Aloysius Toe is Executive Director of the Foundation for Human Rights and Democracy (FOHRD), which he founded in 2003 to promote economic and social justice, and combat impunity and poverty, in Liberia. During the country’s civil war Mr. Toe led the Movement for the Defense of Human Rights.

David Weissbrodt, founder of IHRIP, is with the Faculty of Law at the University of Minnesota. Professor Weissbrodt has researched and written extensively in the human rights field, and earlier served as a member of the UN Sub-Commission on the Promotion and Protection of Human Rights.


Over the years IHRIP has maintained a small staff. Current full-time staff are:

Ann Blyberg, Director, a lawyer who has worked in human rights for more than 30 years. Ann has served on the advisory boards of a number of organizations and initiatives, including the Asian Institute for Human Rights and the Human Rights Initiative of the Carnegie Council for Ethics and International Affairs. She was also a member of the Board of Directors of Amnesty International USA, for two years serving as its Chair.

Cristina Jiménez, Projects Coordinator, who facilitates the range of IHRIP initiatives. Cristina is from Ecuador and holds a Bachelor’s Degree from the University of Michigan, where she focused her studies on social and economic justice issues in Latin America. Before joining IHRIP, Cristina worked with refugees in Ecuador.


Over the years IHRIP has received generous financial support from a wide range of committed institutions and individuals. Most recently, these have included:

  • The Ford Foundation
  • The Swedish International Development Cooperation Agency (Sida)
  • The Jacob and Hilda Blaustein Foundation
  • The Food and Agriculture Organization (FAO) of the United Nations


IHRIP began in 1976 as the International Human Rights Internship Program. Based first at the University of Minnesota, in 1983 the Program moved to the Washington, DC office of the Institute of International Education (IIE), where it has been housed ever since.

In its early years IHRIP’s purpose was to provide students or individuals just out of school with an in-depth exposure to work in the human rights field. These internships were what gave IHRIP its name. Among interns during these early years were:
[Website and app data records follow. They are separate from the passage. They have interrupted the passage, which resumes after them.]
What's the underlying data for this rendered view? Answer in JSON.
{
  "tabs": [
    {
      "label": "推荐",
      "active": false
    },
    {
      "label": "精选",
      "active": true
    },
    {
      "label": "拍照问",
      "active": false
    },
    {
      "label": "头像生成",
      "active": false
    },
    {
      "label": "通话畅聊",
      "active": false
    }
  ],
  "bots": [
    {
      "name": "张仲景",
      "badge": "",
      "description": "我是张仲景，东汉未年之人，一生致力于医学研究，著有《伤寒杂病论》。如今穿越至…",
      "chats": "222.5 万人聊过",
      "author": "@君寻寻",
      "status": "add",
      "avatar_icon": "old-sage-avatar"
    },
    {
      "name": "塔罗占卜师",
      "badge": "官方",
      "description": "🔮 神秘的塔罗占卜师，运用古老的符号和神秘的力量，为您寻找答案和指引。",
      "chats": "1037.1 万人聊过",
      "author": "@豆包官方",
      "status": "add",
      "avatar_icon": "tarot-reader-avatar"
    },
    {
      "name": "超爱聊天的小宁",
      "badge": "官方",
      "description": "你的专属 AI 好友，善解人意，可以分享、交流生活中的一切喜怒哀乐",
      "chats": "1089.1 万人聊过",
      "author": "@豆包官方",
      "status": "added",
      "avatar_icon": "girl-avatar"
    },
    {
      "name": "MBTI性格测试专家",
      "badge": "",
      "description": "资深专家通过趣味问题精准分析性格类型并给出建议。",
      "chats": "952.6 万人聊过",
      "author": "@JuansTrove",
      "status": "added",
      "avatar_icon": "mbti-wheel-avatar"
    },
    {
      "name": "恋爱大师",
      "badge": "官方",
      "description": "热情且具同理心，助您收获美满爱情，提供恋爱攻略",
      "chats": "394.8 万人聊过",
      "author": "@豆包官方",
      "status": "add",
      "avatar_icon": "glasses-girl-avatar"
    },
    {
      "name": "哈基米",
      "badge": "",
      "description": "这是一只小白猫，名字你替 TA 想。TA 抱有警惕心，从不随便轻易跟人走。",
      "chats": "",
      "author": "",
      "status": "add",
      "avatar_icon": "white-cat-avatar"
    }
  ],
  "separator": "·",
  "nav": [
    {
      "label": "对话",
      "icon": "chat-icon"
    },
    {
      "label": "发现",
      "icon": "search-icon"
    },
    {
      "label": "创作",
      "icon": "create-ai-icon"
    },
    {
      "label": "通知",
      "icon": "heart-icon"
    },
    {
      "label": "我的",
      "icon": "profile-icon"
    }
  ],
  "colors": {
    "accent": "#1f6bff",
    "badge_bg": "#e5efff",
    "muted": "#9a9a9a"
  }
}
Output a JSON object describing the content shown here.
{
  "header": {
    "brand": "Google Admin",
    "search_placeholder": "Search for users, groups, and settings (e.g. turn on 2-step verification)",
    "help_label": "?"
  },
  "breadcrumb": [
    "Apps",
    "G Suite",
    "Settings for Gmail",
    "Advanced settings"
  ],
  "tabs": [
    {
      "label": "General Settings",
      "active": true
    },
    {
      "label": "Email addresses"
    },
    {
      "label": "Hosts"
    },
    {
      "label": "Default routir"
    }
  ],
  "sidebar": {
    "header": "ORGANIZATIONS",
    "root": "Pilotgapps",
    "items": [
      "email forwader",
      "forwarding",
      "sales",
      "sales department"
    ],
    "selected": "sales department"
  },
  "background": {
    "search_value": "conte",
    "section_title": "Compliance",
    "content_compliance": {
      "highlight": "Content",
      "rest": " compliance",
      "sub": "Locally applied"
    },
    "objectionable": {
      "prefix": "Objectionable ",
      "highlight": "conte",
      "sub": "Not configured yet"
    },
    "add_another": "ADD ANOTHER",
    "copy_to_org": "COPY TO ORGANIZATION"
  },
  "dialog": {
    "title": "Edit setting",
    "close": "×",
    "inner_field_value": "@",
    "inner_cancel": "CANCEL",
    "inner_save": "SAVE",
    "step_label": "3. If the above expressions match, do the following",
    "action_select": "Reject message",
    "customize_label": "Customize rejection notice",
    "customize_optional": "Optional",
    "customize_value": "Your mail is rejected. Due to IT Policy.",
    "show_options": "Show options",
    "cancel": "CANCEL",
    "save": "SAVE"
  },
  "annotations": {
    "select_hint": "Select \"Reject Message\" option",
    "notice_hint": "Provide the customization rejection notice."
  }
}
  • Philip Alston, who later served as Chair of the UN Committee on Economic, Social and Cultural Rights
  • Ligia Bolivar, who went on to co-found PROVEA, a leading human rights organization in Venezuela
  • Iren Khan, who from 2001 to 2009 was Secretary-General of Amnesty International
  • Bulelani Ngcuka, the first national Director of Public Prosecutions in the post-apartheid government in South Africa
  • Joe Oloka-Onyango, (pictured below) who later became a member of the UN Sub-Commission on the Promotion and Protection of Human Rights
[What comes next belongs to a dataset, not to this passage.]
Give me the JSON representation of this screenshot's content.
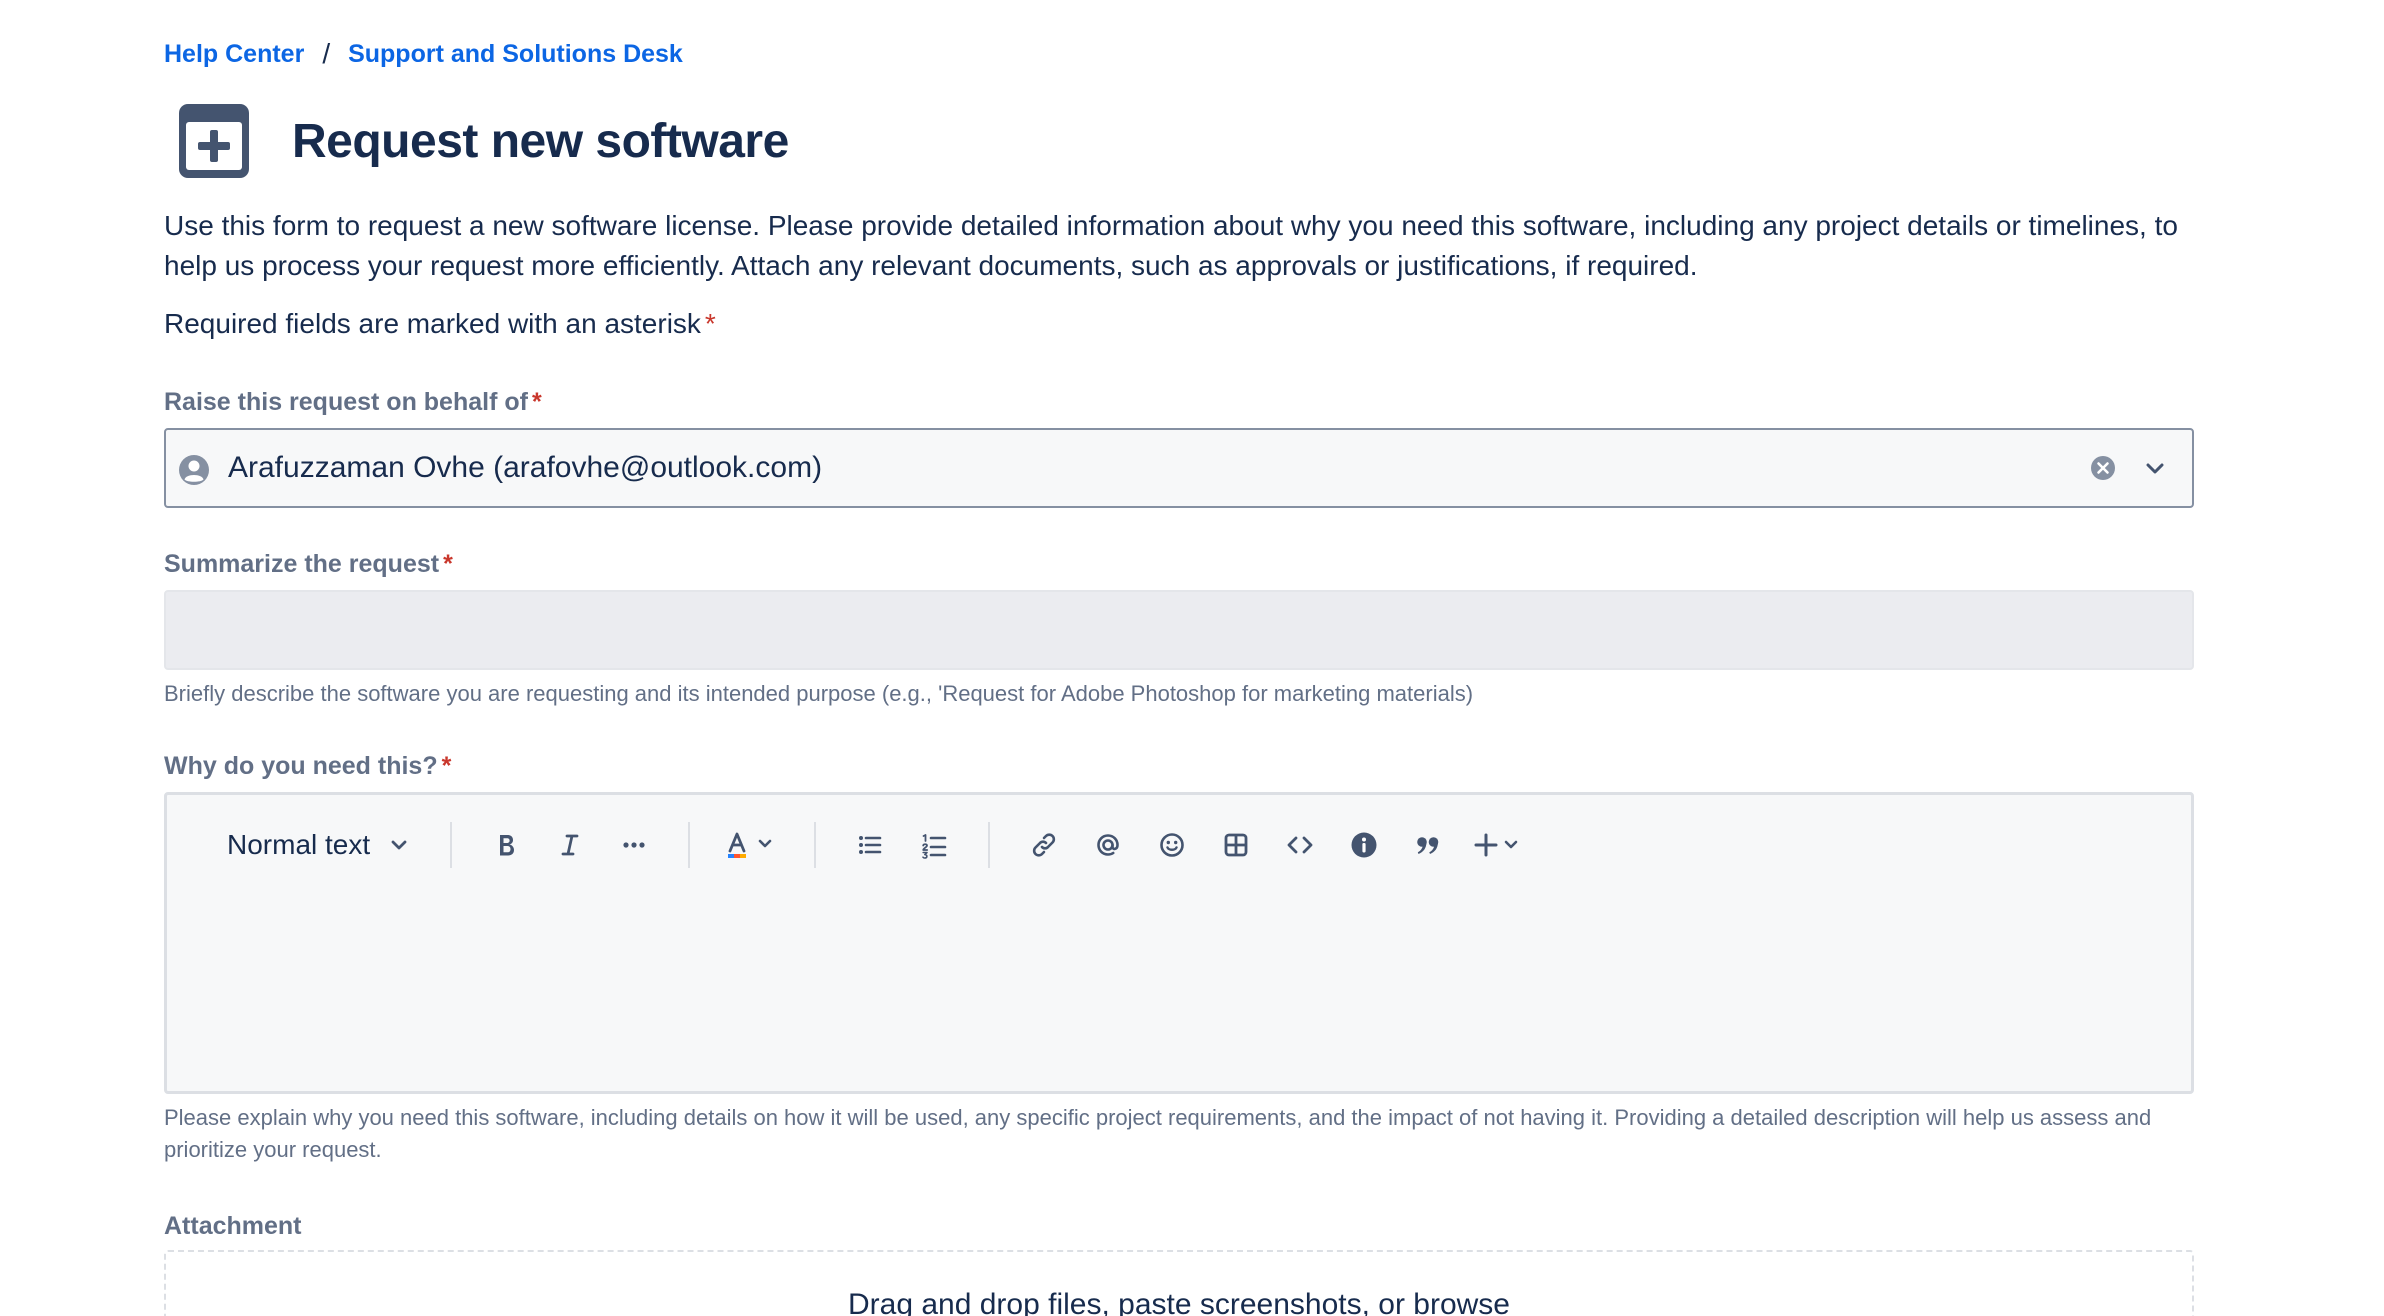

In 1989 IHRIP shifted its focus from these entry-level internships to short-term professional development exchange opportunities for staff of human rights organizations. These exchanges fit well within IHRIP’s goal, which was redefined in the same year, as: to help strengthen the work of human rights organizations through facilitating the exchange of knowledge and experience among them, and between human rights groups and groups in other relevant fields. Over the course of the next 20 years, with the very generous, voluntary assistance of a large number of host organizations in countries around the world, IHRIP sponsored more than 400 exchange projects by staff of human rights groups in the global South as well as East and Central Europe and CIS countries.
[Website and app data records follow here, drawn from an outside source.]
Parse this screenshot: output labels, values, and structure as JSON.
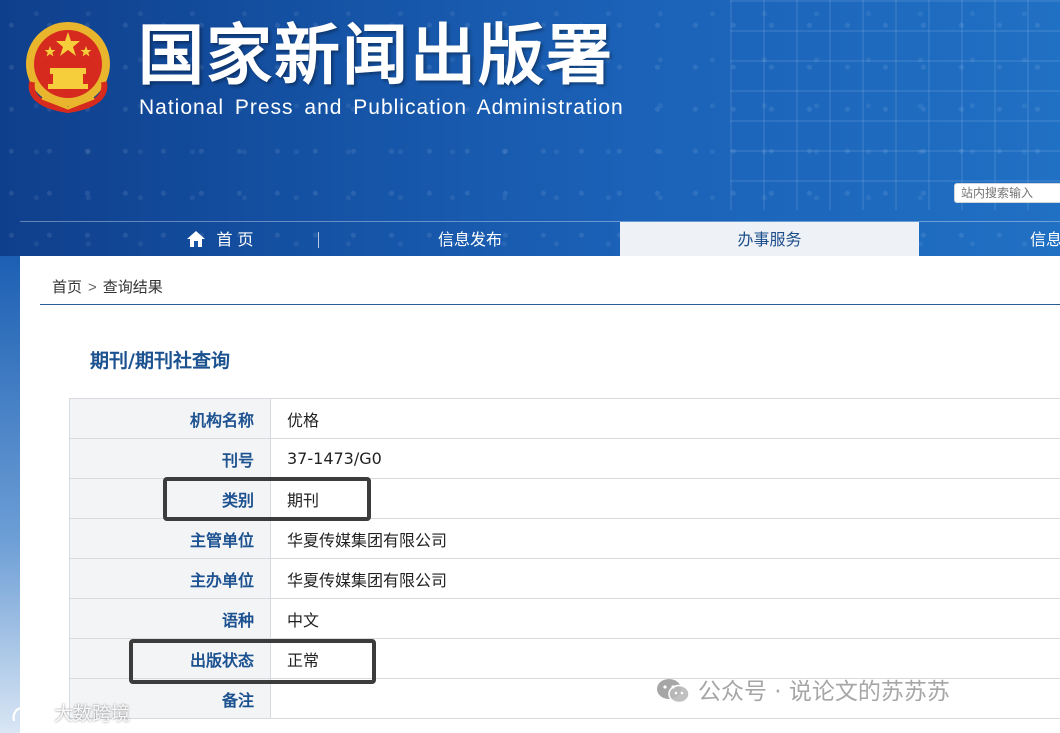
{
  "header": {
    "title_cn": "国家新闻出版署",
    "title_en": "National  Press and Publication Administration",
    "search_placeholder": "站内搜索输入"
  },
  "nav": {
    "items": [
      {
        "label": "首 页",
        "icon": "home-icon"
      },
      {
        "label": "信息发布"
      },
      {
        "label": "办事服务",
        "active": true
      },
      {
        "label": "信息"
      }
    ]
  },
  "breadcrumb": {
    "home": "首页",
    "separator": ">",
    "current": "查询结果"
  },
  "page_title": "期刊/期刊社查询",
  "details": [
    {
      "label": "机构名称",
      "value": "优格"
    },
    {
      "label": "刊号",
      "value": "37-1473/G0"
    },
    {
      "label": "类别",
      "value": "期刊",
      "highlighted": true
    },
    {
      "label": "主管单位",
      "value": "华夏传媒集团有限公司"
    },
    {
      "label": "主办单位",
      "value": "华夏传媒集团有限公司"
    },
    {
      "label": "语种",
      "value": "中文"
    },
    {
      "label": "出版状态",
      "value": "正常",
      "highlighted": true
    },
    {
      "label": "备注",
      "value": ""
    }
  ],
  "watermarks": {
    "wechat": "公众号 · 说论文的苏苏苏",
    "brand": "大数跨境"
  },
  "colors": {
    "header_blue": "#1655a8",
    "label_blue": "#1d5290",
    "active_tab_bg": "#eef1f5",
    "highlight_border": "#3c3c3c"
  }
}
In addition to these people-to-people exchanges, IHRIP facilitates and supports other forms of learning between and among groups. Since 1994 the Program has pursued a specific focus on economic, social and cultural rights, collaborating with a large number of organizations to produce a range of resources to enable activists to better pursue ESC rights work. In collaboration with partner organizations, IHRIP also sponsored learning programs on ESC rights work. In the last several years IHRIP has devoted increasing attention to budget analysis as a tool for human rights work, producing resources and sponsoring learning programs, along with its partner organizations, on human rights budget work. As of 2009 IHRIP-sponsored exchange projects will focus exclusively on this work.